natural heart pacemaker
Researchers injected a special type of DNA into a heart to create pacemaker cells!

Whether we’re on an epic roller coaster going 80 mph, or laying calmly in bed dreaming, our hearts are constantly beating away to ensure we stay alive. Pacemaker cells are responsible for regulating the heartbeat, but in some individuals, they don’t do a good job of keeping a steady rhythm. Now, thanks to a group of researchers in LA, scientists have the power to change regular heart cells into pacemakers!

More specifically, pacemaker cells are a group of cells that regularly create an electric impulse that causes the heart to contract. If these cells can’t keep a rhythm and beat too fast, the person’s heart can suffer from fatigue and give out.

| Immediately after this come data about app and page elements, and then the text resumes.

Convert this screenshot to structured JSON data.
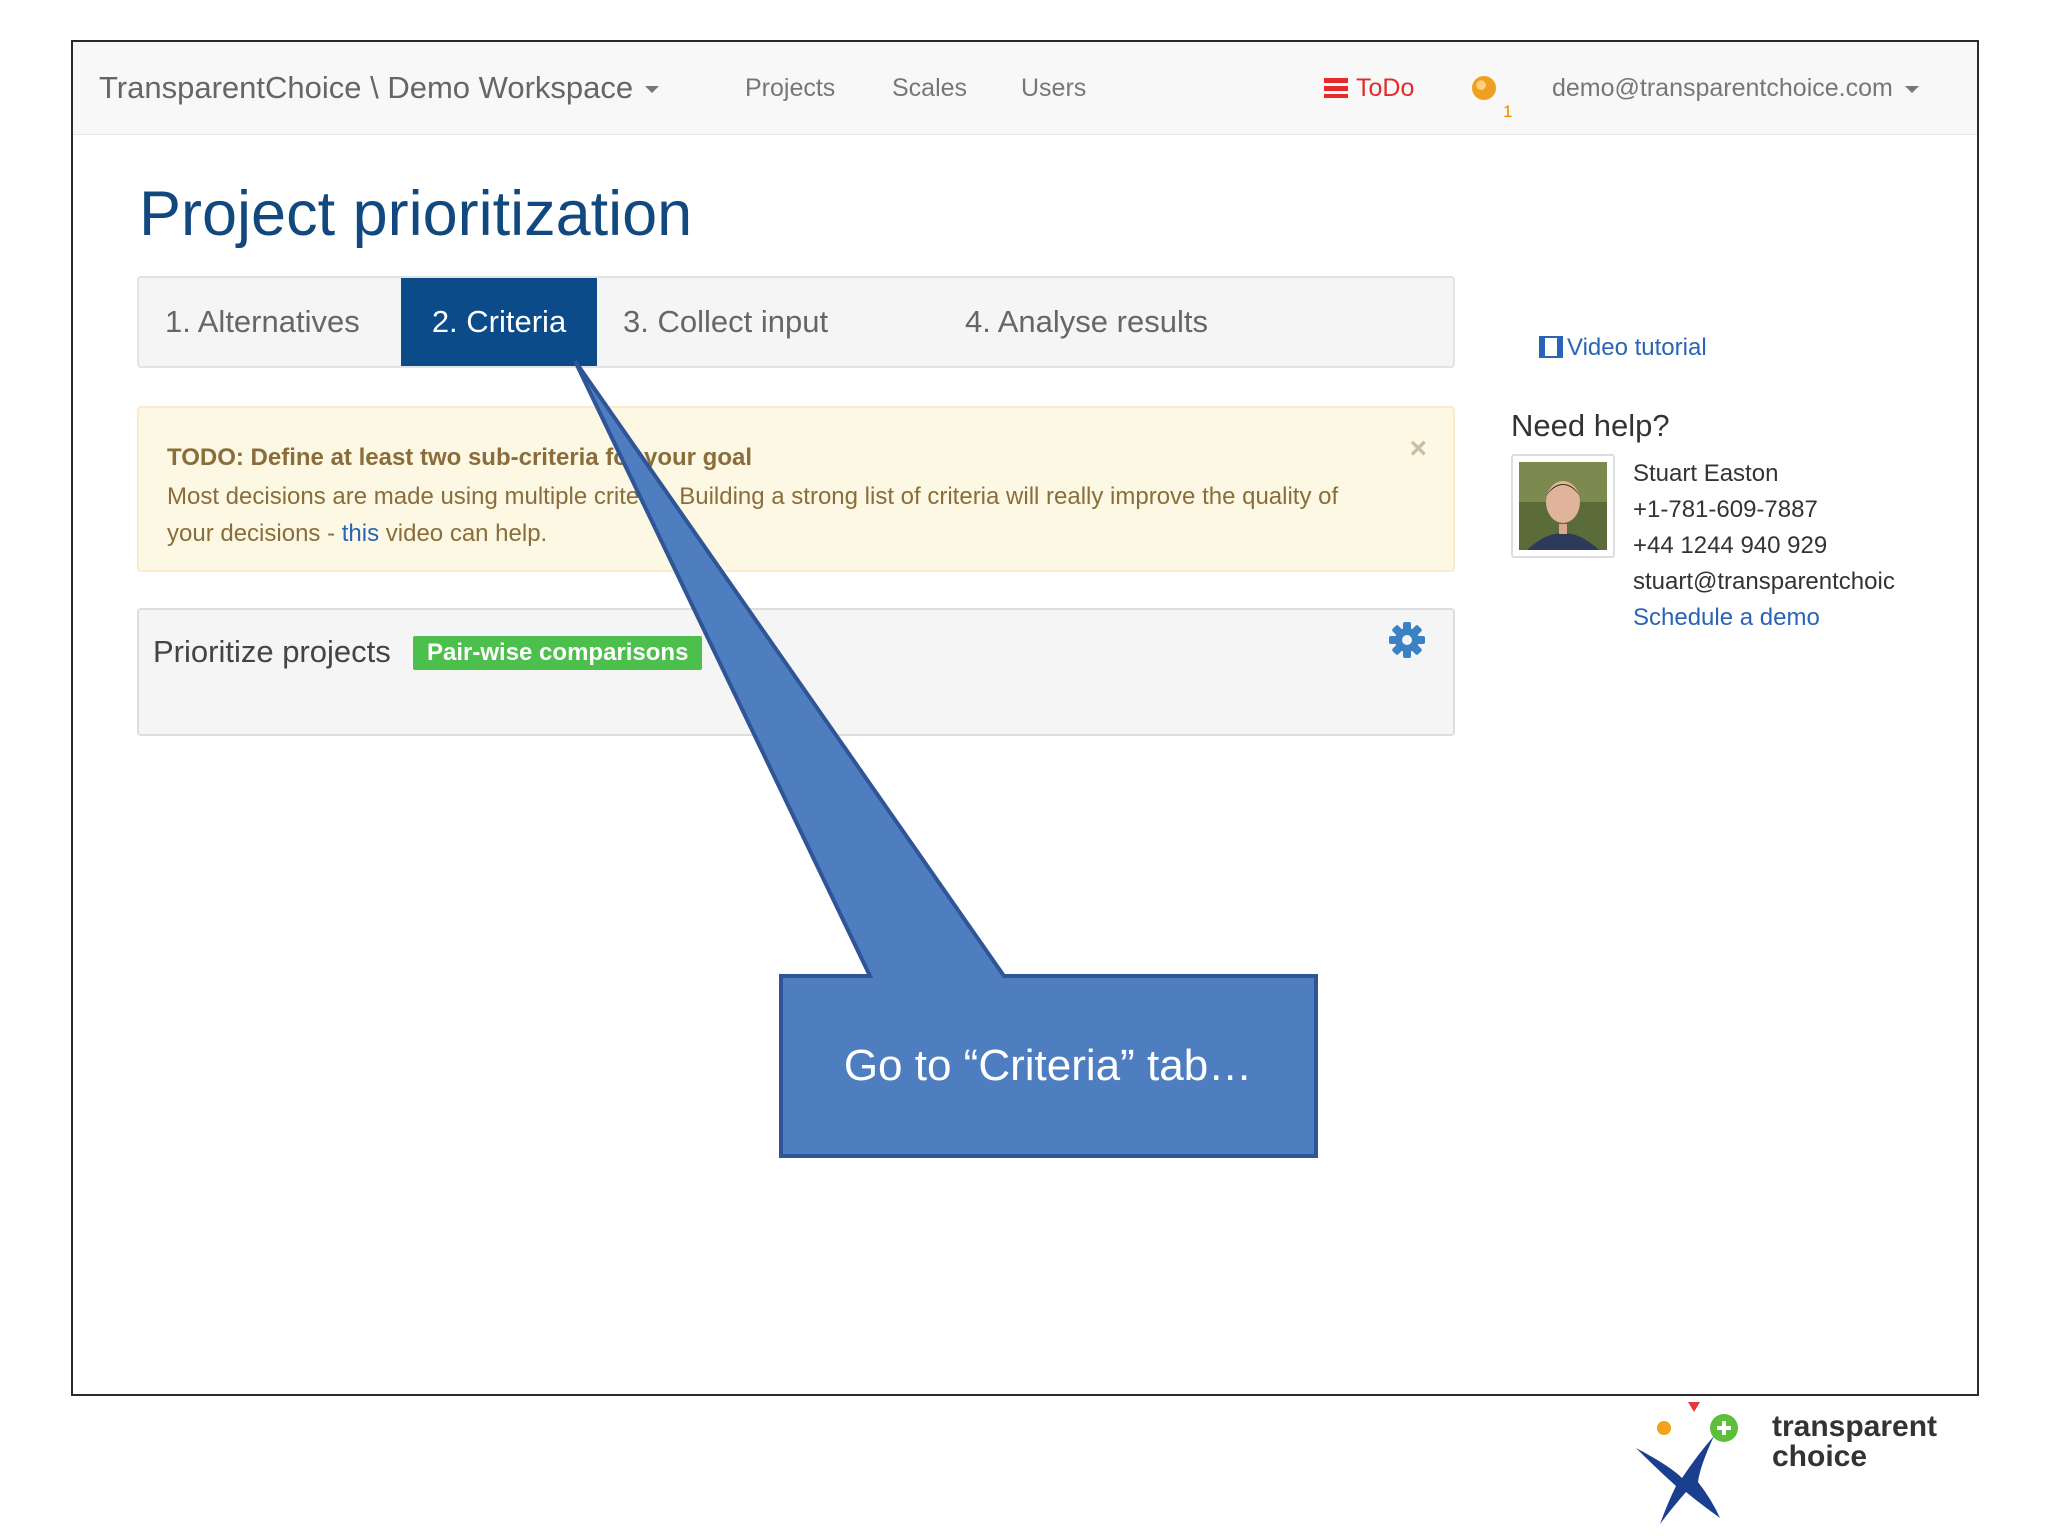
{
  "navbar": {
    "brand": "TransparentChoice \\ Demo Workspace",
    "links": [
      "Projects",
      "Scales",
      "Users"
    ],
    "todo_label": "ToDo",
    "notification_count": "1",
    "user_email": "demo@transparentchoice.com"
  },
  "page": {
    "title": "Project prioritization",
    "tabs": [
      "1. Alternatives",
      "2. Criteria",
      "3. Collect input",
      "4. Analyse results"
    ],
    "active_tab": "2. Criteria"
  },
  "alert": {
    "title": "TODO: Define at least two sub-criteria for your goal",
    "body_before": "Most decisions are made using multiple criteria. Building a strong list of criteria will really improve the quality of your decisions - ",
    "link_text": "this",
    "body_after": " video can help.",
    "close": "×"
  },
  "panel": {
    "title": "Prioritize projects",
    "badge": "Pair-wise comparisons",
    "settings_icon": "gear-icon"
  },
  "sidebar": {
    "video_link": "Video tutorial",
    "help_heading": "Need help?",
    "contact_name": "Stuart Easton",
    "phone_us": "+1-781-609-7887",
    "phone_uk": "+44 1244 940 929",
    "email": "stuart@transparentchoic",
    "schedule_link": "Schedule a demo"
  },
  "callout": {
    "text": "Go to “Criteria” tab…"
  },
  "logo": {
    "line1": "transparent",
    "line2": "choice"
  },
  "colors": {
    "brand_blue": "#11497f",
    "active_tab": "#0b4b8a",
    "link": "#2a64b6",
    "badge_green": "#4dbf4d",
    "todo_red": "#e42a2a",
    "callout_fill": "#4f7ec0",
    "callout_stroke": "#2f5597"
  }
}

Similarly, if the cells go too slow or frequently skip beats, they risk stopping the heart completely and causing cardiac arrest, where the blood doesn’t circulate.

One way the medical field has worked around these faulty cells is to implant an artificial machine pacemaker and let the device monitor the heart. However, artificial pacemakers need to be replaced regularly, and they can also cause dangerous infections, which is why a group of scientists created a way to get rid of them altogether.

In place of the artificial device, the researchers were able to convert a group of regular heart cells into natural pacemakers. They used a process known as gene therapy – or using DNA as a drug to treat patient’s cells. DNA provides the microscopic blueprints that tell living things how to grow and function, so by switching around its coding, scientists can make major changes. In this case, the researchers used a virus filled with DNA that would turn regular heart cells into pacemaker cells. After they injected the virus into the heart of a pig, their methods allowed the swine’s heart to keep a regular rhythm!

This is promising news, and if the same results are replicated in humans, it could mean the end of artificial pacemakers once and for all.

Images courtesy of Advancing Society, Serving Science.